    On the lifestyle platform Xiaohongshu, the man who put up the “Better Call Tang” ad in March wrote, “(I’ll be) hanging out for five days at Tiyu Xilu Station. It doesn’t mean anything; just my narcissism.”

    While China’s subway systems are still expanding, the occupancy rate of advertisements has been on the decline. According to data from the China Outdoor Data Corporation, more than half of the advertising spaces on subway print media across the country were vacant in 2023.

    In Guangzhou, advertising revenue in the metro over the past three years decreased from 640 million yuan in 2021 to 336 million yuan in 2023, according to official reports.
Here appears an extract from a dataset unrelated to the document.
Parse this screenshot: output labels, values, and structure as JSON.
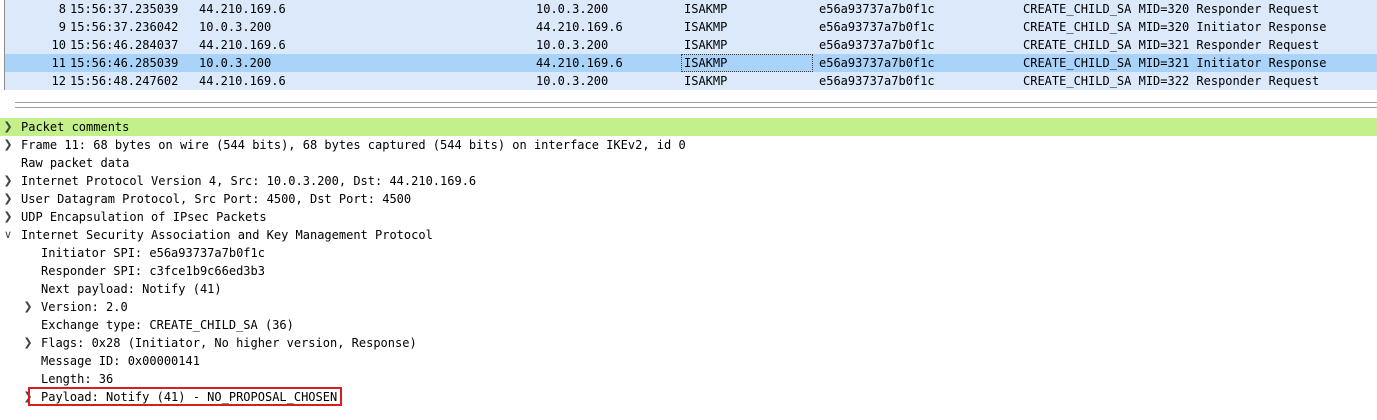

    Huang Shengmin, a professor at the Communication University of China, told China Newsweek that to address the issue, subway media resources need to be opened up and advertisers of all sizes mobilized.

    “There is actually a lot of suitable advertising space on subway lines, but it’s not utilized sufficiently,” said Huang. “If they only limit to large-scale enterprise clients, there will be a relative scarcity of advertiser resources.”

    For the Guangzhou Metro, personal ad revenue is relatively small compared to brand placements. While individuals are charged about 666 yuan for five days, brand placements cost significantly more, with prices rising to 48,000 yuan for 28 days. Despite this disparity, the new personalized advertising service has introduced a fresh revenue stream and enriched subway ad content.

    “It seems that Guangzhou Metro is allowing individuals to purchase advertising space for just over 100 yuan per day. But in fact, it is Guangzhou Metro that is buying ‘content’ from individuals to enhance their advertising’s overall effectiveness,” Liu Run, a business consulting advisor, wrote in an article after talking with the company about the practice.

    Additional reporting: Li Dongxu

    (Header image: Tang’s ad in Guangzhou, Guangdong province, March 2024. From @俏佳人XXX on Xiaohongshu)